- Task goal: Show each line from the records below in which the word "Acct" occurs.

== Segment start ==

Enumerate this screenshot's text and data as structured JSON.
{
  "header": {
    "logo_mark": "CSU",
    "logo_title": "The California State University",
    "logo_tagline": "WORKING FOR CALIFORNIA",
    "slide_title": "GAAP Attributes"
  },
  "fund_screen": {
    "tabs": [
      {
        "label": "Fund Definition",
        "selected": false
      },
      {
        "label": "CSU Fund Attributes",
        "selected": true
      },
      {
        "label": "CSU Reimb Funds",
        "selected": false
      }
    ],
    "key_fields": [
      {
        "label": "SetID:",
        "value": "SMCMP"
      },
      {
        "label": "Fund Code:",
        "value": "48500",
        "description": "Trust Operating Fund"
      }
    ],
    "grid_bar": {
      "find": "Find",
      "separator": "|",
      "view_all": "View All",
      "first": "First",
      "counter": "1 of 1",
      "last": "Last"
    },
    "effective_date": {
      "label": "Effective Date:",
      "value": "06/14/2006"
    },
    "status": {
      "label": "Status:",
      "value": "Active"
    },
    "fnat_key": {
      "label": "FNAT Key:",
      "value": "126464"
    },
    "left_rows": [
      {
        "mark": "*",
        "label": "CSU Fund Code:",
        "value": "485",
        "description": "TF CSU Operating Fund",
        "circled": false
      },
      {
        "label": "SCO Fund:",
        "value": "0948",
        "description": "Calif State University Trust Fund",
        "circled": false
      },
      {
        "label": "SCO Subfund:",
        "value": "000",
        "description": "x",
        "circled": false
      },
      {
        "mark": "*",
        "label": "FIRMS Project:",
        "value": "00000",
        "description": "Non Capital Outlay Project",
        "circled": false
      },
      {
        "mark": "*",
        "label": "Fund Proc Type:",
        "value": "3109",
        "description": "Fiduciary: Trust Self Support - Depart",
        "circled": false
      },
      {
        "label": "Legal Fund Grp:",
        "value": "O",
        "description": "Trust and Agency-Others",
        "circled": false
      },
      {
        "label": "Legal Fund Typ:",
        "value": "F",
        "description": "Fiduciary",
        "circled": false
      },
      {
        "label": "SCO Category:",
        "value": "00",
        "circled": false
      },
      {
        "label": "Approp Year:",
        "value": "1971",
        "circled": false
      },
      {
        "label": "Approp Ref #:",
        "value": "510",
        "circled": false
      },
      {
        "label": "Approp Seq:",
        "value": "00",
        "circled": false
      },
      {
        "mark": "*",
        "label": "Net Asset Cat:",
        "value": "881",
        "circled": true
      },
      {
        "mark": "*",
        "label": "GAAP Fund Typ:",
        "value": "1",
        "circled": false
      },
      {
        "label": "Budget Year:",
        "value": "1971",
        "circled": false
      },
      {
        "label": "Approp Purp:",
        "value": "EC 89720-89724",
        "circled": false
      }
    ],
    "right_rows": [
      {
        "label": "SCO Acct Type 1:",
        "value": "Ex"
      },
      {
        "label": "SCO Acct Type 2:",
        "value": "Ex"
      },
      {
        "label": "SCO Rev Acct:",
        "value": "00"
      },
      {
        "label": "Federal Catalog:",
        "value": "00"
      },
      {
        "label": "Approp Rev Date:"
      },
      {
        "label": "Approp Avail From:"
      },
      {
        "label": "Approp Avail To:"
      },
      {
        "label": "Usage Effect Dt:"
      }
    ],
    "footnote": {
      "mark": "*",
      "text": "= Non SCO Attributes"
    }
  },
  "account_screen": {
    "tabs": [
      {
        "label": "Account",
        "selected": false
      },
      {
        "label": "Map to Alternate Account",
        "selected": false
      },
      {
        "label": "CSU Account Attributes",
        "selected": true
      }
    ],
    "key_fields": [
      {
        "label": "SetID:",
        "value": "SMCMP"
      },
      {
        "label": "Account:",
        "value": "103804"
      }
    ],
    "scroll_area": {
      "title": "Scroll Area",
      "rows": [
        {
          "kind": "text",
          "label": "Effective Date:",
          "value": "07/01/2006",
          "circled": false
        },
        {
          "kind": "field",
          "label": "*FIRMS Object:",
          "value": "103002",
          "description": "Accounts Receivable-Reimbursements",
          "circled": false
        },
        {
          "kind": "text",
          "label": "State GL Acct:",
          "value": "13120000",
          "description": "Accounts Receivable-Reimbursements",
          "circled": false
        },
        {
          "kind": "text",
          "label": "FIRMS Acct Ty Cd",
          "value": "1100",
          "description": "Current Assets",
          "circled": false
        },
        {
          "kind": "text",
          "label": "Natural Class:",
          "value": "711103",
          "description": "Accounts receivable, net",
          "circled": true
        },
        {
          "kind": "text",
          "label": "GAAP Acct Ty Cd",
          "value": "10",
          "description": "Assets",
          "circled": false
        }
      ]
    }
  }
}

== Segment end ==

- Answer box:
        "label": "SCO Acct Type 1:",
        "label": "SCO Acct Type 2:",
        "label": "SCO Rev Acct:",
          "label": "State GL Acct:",
          "label": "FIRMS Acct Ty Cd",
          "label": "GAAP Acct Ty Cd",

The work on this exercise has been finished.